Excerpts from an interface dataset:
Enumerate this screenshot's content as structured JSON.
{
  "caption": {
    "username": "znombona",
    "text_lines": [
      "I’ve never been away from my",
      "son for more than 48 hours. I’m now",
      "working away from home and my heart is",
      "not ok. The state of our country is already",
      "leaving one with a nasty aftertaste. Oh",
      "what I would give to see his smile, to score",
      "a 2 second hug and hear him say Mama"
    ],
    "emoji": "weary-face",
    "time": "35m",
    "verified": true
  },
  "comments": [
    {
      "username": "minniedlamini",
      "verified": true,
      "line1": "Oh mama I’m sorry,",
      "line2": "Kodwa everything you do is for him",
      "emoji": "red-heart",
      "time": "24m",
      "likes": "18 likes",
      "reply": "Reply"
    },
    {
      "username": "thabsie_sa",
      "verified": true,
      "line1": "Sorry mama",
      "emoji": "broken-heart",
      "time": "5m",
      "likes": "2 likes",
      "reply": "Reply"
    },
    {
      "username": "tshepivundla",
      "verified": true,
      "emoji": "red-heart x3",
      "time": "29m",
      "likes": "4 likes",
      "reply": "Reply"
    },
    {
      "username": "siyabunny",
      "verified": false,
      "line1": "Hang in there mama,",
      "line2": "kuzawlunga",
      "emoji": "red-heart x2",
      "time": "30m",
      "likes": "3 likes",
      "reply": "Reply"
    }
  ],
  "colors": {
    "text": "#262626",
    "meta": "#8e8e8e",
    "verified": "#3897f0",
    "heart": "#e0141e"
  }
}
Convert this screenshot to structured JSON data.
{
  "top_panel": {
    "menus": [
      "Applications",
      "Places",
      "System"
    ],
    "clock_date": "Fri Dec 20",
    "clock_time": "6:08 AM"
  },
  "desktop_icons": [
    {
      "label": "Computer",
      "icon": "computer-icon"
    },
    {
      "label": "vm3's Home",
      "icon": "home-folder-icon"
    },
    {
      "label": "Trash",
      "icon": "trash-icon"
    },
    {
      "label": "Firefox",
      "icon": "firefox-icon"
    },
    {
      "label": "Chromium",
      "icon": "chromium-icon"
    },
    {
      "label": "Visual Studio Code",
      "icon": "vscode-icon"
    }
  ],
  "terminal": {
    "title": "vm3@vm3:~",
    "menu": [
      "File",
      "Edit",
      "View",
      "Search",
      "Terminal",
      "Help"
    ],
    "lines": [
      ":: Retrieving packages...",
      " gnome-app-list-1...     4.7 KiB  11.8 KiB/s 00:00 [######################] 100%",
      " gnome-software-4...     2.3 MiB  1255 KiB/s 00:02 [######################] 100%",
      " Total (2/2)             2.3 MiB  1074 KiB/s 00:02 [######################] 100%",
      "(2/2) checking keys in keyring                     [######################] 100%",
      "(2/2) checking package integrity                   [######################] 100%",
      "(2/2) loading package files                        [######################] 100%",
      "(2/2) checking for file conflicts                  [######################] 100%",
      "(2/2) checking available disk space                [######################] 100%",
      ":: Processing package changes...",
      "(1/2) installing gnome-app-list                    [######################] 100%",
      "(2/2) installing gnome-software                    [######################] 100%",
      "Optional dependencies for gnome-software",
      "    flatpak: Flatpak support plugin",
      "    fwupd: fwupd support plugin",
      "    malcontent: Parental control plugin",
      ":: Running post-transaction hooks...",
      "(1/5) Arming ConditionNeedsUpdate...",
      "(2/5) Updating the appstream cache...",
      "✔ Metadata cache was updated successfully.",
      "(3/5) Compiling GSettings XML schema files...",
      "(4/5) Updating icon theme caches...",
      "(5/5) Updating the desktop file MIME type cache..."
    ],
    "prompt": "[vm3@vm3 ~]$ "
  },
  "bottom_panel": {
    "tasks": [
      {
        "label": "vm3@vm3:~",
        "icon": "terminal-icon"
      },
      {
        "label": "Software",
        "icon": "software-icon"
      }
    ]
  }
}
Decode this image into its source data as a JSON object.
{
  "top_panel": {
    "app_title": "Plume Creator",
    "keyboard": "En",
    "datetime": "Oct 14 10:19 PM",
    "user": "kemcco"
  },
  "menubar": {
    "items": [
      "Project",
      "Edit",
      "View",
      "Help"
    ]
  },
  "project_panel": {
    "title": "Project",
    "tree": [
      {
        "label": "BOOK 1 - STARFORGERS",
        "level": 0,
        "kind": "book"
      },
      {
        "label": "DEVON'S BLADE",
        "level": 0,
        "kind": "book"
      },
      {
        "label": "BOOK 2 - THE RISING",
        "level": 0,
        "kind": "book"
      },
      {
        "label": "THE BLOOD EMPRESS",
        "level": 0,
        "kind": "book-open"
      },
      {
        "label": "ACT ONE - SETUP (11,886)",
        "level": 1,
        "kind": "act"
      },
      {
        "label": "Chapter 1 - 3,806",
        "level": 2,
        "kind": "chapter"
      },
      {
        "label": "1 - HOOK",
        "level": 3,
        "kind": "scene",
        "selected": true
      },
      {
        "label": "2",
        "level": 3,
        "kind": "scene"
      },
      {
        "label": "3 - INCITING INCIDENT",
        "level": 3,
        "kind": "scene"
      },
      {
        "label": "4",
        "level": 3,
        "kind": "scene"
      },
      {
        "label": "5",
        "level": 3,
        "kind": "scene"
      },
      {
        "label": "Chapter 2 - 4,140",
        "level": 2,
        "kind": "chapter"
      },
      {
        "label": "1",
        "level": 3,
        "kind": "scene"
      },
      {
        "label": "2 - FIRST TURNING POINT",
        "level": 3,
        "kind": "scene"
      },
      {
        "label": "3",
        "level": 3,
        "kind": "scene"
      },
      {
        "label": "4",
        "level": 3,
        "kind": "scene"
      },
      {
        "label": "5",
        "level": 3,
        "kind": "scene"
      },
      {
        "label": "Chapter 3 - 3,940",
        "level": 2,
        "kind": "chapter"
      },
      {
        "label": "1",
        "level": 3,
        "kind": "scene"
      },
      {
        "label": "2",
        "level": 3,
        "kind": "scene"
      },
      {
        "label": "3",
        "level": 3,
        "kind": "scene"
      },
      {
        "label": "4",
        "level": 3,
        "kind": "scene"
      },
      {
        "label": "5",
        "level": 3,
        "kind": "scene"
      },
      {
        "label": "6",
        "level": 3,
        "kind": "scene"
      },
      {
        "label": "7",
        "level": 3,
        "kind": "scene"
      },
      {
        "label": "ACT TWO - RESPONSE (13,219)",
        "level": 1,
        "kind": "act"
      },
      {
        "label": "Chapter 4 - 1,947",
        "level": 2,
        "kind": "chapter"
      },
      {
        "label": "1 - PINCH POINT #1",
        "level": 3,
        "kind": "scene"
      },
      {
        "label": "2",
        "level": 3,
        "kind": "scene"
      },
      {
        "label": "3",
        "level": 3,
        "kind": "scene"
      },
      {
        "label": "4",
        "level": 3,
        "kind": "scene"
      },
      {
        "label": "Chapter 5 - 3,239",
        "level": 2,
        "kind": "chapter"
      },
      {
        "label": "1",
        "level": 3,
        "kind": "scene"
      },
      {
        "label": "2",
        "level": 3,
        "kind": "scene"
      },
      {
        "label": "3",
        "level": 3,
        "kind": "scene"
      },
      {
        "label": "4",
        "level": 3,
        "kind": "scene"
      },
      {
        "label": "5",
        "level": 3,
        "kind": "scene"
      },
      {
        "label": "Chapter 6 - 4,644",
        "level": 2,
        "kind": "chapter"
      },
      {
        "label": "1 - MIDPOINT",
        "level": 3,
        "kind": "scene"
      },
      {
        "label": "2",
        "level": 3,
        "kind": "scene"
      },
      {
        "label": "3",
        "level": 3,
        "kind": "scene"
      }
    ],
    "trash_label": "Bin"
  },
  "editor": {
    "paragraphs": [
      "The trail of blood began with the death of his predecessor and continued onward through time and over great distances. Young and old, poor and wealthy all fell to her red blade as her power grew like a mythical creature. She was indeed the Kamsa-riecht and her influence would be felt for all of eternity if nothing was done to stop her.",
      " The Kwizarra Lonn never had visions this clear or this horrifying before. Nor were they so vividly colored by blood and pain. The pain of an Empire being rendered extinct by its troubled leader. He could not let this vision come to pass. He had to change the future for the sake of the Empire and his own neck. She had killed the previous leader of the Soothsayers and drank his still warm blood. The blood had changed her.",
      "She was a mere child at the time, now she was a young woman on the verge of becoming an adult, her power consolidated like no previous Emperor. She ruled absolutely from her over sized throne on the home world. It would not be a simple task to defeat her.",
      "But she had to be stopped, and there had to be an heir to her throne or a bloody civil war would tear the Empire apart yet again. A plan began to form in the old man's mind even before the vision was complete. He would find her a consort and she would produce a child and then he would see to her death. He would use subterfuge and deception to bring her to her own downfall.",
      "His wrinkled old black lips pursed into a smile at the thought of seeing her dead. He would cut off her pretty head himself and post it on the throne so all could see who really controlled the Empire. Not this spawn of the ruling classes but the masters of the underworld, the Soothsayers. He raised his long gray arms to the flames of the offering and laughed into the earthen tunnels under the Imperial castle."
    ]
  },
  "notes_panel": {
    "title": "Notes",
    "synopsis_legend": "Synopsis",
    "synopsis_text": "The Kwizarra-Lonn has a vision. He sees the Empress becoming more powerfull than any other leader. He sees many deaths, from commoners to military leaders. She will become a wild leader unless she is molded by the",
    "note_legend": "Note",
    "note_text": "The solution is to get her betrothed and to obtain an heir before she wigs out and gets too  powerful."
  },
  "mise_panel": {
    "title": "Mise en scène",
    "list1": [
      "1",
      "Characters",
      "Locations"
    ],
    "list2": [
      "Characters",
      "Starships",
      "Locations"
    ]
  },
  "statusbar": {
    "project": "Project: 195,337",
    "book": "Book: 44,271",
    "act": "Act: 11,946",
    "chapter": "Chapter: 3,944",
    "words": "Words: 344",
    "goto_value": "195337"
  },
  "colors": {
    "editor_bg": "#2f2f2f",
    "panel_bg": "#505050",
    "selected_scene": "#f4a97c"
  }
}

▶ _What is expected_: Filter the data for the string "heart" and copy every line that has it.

▶ _Response to the exercise_:
      "working away from home and my heart is",
      "emoji": "red-heart",
      "emoji": "broken-heart",
      "emoji": "red-heart x3",
      "emoji": "red-heart x2",
    "heart": "#e0141e"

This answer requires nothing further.